US-based Delta Airlines plans new connections between New York and the southern Indian city of Chennai while Northwest Airlines intends to start flying between Minneapolis and India's IT hub Bangalore.

 

Non-stop flights

 

Air-India will add flights on three
new US routes

Earlier this month, US-based Continental Airlines announced it will launch daily non-stop flights between New Delhi and New York.

 

Most carriers plying the route between India and the US make stopovers in Europe.

 

"There's no better symbol for how much closer our two nations are than the fact that travellers will soon be able to step onto a plane in New York and land in New Delhi in a matter of hours," Mineta said.

 

The large number of Indian immigrants to the United States as well as increased business ties have created a big demand for increased flights.

 

Agreement

 

The agreement was proposed last year by the US, which already has dozens of open skies deals with other countries.

 

"This agreement will result in more services, more options, more innovation and
lower prices"

Norman Mineta,
US Transportation Secretary

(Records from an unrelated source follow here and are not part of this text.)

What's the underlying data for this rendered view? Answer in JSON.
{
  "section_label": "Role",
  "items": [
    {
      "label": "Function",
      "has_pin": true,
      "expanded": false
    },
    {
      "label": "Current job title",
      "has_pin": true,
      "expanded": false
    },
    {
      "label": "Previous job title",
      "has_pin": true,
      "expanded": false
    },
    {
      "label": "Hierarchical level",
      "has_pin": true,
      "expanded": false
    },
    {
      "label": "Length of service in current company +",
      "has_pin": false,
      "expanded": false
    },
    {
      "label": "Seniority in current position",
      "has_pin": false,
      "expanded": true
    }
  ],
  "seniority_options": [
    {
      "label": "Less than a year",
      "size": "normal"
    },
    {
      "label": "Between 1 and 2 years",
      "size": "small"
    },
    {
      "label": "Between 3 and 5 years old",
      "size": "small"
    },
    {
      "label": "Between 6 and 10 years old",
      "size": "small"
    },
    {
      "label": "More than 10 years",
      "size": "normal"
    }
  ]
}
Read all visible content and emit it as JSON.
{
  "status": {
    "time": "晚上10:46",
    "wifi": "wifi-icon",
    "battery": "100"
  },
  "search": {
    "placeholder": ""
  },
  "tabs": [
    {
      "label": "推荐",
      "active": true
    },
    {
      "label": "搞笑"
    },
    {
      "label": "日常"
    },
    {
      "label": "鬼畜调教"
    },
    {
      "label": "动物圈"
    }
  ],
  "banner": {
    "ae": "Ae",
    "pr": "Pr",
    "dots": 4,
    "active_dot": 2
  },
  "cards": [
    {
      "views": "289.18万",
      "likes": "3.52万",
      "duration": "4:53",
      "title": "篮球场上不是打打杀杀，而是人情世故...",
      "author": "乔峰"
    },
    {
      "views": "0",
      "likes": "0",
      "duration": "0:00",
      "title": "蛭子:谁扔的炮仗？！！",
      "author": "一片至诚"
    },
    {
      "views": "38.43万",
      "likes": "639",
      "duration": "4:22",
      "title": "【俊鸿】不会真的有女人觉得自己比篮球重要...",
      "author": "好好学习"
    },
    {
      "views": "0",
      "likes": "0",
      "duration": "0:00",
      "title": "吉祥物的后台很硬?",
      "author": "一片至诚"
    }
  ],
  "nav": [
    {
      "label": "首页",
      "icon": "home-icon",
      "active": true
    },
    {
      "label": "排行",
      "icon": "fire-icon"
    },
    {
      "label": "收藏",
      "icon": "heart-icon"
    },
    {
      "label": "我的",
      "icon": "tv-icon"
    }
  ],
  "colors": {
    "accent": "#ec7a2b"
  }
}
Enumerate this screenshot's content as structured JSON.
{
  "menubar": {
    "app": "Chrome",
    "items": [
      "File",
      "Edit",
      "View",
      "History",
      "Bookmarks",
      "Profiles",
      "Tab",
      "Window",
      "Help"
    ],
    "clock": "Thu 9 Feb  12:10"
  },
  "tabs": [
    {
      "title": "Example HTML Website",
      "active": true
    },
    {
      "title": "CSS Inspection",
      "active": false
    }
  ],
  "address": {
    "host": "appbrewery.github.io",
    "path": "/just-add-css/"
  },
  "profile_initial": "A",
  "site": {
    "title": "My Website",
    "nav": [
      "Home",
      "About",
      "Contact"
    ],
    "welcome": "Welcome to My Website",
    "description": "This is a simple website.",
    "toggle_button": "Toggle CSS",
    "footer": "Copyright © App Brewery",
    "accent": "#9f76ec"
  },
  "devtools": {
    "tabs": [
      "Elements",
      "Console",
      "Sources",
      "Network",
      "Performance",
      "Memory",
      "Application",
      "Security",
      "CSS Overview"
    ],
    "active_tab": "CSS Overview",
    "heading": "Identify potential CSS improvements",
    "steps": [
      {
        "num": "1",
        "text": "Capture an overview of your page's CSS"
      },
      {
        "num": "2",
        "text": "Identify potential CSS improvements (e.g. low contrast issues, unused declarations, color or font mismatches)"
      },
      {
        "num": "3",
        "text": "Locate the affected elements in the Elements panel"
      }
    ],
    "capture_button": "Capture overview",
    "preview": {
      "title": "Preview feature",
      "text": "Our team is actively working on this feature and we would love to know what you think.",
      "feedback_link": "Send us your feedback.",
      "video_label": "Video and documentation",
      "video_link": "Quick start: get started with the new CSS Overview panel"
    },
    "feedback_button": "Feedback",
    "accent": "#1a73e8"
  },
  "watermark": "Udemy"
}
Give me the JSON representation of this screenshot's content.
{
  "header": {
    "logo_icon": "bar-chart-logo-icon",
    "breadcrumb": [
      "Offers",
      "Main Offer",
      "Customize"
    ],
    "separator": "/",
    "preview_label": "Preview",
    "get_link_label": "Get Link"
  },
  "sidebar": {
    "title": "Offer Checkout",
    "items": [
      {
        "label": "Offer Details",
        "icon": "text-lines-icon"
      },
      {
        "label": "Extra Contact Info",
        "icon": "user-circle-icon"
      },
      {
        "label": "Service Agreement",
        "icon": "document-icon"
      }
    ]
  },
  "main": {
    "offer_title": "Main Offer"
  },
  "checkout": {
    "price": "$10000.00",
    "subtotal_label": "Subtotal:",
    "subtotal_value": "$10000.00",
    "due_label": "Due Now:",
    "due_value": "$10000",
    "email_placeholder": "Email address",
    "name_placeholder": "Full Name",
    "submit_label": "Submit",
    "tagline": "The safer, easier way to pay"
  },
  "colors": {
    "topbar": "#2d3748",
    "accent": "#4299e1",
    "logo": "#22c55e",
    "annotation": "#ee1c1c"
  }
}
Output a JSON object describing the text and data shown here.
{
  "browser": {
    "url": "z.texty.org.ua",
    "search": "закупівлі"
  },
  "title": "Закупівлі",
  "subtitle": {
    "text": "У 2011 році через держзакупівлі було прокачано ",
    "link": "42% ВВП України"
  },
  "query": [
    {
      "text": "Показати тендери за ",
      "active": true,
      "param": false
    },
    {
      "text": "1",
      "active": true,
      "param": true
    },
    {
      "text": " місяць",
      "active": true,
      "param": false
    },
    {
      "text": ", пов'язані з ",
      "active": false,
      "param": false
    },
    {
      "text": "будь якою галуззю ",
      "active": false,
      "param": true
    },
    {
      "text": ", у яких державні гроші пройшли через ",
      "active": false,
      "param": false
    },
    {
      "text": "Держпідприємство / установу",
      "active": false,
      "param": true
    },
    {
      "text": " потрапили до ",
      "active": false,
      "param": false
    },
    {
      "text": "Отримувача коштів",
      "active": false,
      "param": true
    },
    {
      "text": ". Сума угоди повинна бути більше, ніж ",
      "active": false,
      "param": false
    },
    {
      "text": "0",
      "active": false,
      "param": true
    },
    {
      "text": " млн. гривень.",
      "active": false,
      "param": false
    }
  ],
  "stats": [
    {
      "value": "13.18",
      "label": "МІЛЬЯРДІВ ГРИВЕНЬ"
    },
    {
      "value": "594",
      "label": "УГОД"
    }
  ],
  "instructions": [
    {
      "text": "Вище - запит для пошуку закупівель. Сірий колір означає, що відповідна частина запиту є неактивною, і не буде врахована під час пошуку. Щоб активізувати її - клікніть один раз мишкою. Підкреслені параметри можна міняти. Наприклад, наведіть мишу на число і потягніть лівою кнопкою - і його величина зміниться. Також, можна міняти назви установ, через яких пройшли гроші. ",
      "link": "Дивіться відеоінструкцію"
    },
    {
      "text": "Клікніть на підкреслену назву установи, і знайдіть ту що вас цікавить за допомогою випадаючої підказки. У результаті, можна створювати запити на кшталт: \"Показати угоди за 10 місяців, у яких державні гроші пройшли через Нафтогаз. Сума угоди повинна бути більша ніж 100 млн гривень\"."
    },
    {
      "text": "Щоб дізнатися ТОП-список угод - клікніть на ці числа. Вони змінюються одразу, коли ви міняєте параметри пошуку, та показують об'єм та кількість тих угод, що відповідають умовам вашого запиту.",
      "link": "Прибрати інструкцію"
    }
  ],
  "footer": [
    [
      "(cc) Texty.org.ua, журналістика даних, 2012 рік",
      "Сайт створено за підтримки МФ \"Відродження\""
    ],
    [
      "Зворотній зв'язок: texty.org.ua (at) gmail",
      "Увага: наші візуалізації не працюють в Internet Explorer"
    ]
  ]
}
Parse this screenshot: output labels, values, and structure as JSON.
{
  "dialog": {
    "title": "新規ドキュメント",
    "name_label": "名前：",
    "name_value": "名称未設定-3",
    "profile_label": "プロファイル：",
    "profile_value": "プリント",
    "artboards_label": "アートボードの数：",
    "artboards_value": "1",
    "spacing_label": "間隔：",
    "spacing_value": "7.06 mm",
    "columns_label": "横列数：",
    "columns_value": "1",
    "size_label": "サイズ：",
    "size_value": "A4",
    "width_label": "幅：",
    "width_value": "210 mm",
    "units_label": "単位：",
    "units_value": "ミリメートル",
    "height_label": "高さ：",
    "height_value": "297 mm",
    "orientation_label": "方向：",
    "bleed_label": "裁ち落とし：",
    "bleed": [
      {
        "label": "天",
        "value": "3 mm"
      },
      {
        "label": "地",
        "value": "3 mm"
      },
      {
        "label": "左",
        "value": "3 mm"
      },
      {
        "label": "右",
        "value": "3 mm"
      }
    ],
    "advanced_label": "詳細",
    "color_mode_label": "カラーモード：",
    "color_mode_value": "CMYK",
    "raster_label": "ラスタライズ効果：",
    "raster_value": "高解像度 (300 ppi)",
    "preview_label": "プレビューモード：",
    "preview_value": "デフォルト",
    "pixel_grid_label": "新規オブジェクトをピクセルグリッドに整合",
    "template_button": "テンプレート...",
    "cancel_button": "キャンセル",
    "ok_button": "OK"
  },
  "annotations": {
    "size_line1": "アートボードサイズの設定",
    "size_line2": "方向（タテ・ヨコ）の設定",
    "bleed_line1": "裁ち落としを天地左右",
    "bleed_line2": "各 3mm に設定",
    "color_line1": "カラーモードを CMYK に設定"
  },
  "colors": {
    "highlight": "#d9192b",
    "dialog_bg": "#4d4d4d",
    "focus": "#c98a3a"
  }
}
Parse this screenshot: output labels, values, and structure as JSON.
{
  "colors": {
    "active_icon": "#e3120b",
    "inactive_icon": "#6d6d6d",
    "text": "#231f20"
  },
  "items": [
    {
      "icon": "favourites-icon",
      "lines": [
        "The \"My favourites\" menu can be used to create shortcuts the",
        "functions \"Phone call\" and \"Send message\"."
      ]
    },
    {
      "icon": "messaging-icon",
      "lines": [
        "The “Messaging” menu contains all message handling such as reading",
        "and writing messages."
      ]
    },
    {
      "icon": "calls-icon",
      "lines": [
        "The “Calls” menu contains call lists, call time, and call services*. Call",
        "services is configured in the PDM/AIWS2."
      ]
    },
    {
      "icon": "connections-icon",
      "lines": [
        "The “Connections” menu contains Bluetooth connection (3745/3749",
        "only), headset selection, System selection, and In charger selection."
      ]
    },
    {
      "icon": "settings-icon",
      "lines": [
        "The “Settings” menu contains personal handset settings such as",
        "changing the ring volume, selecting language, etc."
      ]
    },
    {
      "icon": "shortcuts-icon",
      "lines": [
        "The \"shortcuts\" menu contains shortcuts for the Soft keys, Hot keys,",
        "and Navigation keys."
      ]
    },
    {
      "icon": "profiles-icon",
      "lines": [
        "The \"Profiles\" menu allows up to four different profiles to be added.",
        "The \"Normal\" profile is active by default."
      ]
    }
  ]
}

Under the old agreement, India did not allow US-based carriers to increase their flights to the country unless cash-strapped state-run Indian flag carrier Air-India was able to match the increase.

 

Air-India will add flights to three new US routes - Washington, San Francisco and Houston - following the new agreement, according to Indian officials.

 

Private Indian airlines, which were until now not allowed to fly to the US, are likely to add US destinations.

 

After years of allowing only Indian state carriers to fly lucrative long-haul routes, the government in January bowed to burgeoning passenger demand and opened the routes to private airlines.

 

India's domestic air traffic is growing more than 20% annually and international air traffic is growing at 17%, according to industry figures.